Full recordShow full item record
AbstractYoung people account for 40% of all new adult infections worldwide. If education can have preventive effects, great opportunities arise considering this demographic structure of the epidemic since young people are dominating educational enrollment. This thesis investigates the impact of education on HIV prevalence. For empirical testing, five multivariate regression models with ordinary least squares are used. The sample of countries varies from 49 to 75. The impact of the following educational variables on HIV prevalence is tested: general education level, education attainment, gender equality in education, education equality and education quality. In order to construct empirically realistic models, a number of control variables are used which all have theoretical and empirical connections to HIV prevalence. The results from many of the regression models are characterized by low significance. The only education variable that proves significant when all control variables are included is literacy. Literacy shows a significant and positive relationship with HIV which indicates that higher levels of literacy are associated with higher levels of HIV prevalence. Against this result, a hypothesis of a concave function between literacy and HIV prevalence is tested which would indicate that literacy is positively related to HIV but at a decreasing rate as literacy increases. However, the result from these tests shows no significance.
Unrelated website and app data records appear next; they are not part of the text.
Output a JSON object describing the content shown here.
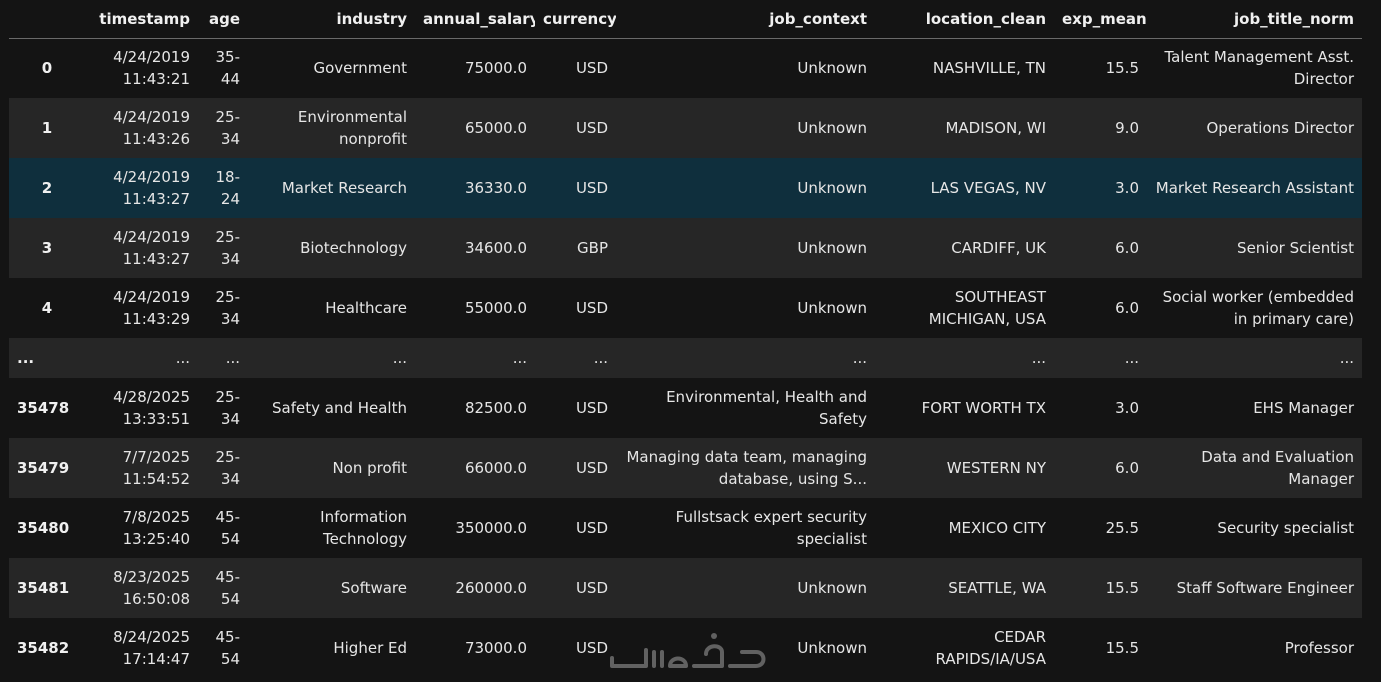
{
  "columns": [
    "",
    "timestamp",
    "age",
    "industry",
    "annual_salary",
    "currency",
    "job_context",
    "location_clean",
    "exp_mean",
    "job_title_norm"
  ],
  "rows": [
    [
      "0",
      "4/24/2019 11:43:21",
      "35-44",
      "Government",
      "75000.0",
      "USD",
      "Unknown",
      "NASHVILLE, TN",
      "15.5",
      "Talent Management Asst. Director"
    ],
    [
      "1",
      "4/24/2019 11:43:26",
      "25-34",
      "Environmental nonprofit",
      "65000.0",
      "USD",
      "Unknown",
      "MADISON, WI",
      "9.0",
      "Operations Director"
    ],
    [
      "2",
      "4/24/2019 11:43:27",
      "18-24",
      "Market Research",
      "36330.0",
      "USD",
      "Unknown",
      "LAS VEGAS, NV",
      "3.0",
      "Market Research Assistant"
    ],
    [
      "3",
      "4/24/2019 11:43:27",
      "25-34",
      "Biotechnology",
      "34600.0",
      "GBP",
      "Unknown",
      "CARDIFF, UK",
      "6.0",
      "Senior Scientist"
    ],
    [
      "4",
      "4/24/2019 11:43:29",
      "25-34",
      "Healthcare",
      "55000.0",
      "USD",
      "Unknown",
      "SOUTHEAST MICHIGAN, USA",
      "6.0",
      "Social worker (embedded in primary care)"
    ],
    [
      "...",
      "...",
      "...",
      "...",
      "...",
      "...",
      "...",
      "...",
      "...",
      "..."
    ],
    [
      "35478",
      "4/28/2025 13:33:51",
      "25-34",
      "Safety and Health",
      "82500.0",
      "USD",
      "Environmental, Health and Safety",
      "FORT WORTH TX",
      "3.0",
      "EHS Manager"
    ],
    [
      "35479",
      "7/7/2025 11:54:52",
      "25-34",
      "Non profit",
      "66000.0",
      "USD",
      "Managing data team, managing database, using S...",
      "WESTERN NY",
      "6.0",
      "Data and Evaluation Manager"
    ],
    [
      "35480",
      "7/8/2025 13:25:40",
      "45-54",
      "Information Technology",
      "350000.0",
      "USD",
      "Fullstsack expert security specialist",
      "MEXICO CITY",
      "25.5",
      "Security specialist"
    ],
    [
      "35481",
      "8/23/2025 16:50:08",
      "45-54",
      "Software",
      "260000.0",
      "USD",
      "Unknown",
      "SEATTLE, WA",
      "15.5",
      "Staff Software Engineer"
    ],
    [
      "35482",
      "8/24/2025 17:14:47",
      "45-54",
      "Higher Ed",
      "73000.0",
      "USD",
      "Unknown",
      "CEDAR RAPIDS/IA/USA",
      "15.5",
      "Professor"
    ]
  ],
  "highlighted_row_index": 2,
  "colors": {
    "background": "#141414",
    "stripe": "#262626",
    "highlight": "#0f2f3d",
    "text": "#e6e6e6",
    "header_rule": "#6a6a6a"
  },
  "watermark_text": "خمسات"
}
Even though the empirical results show little support for education as a preventive socio-economic factor of HIV prevalence, it’s important that further studies are made in this area.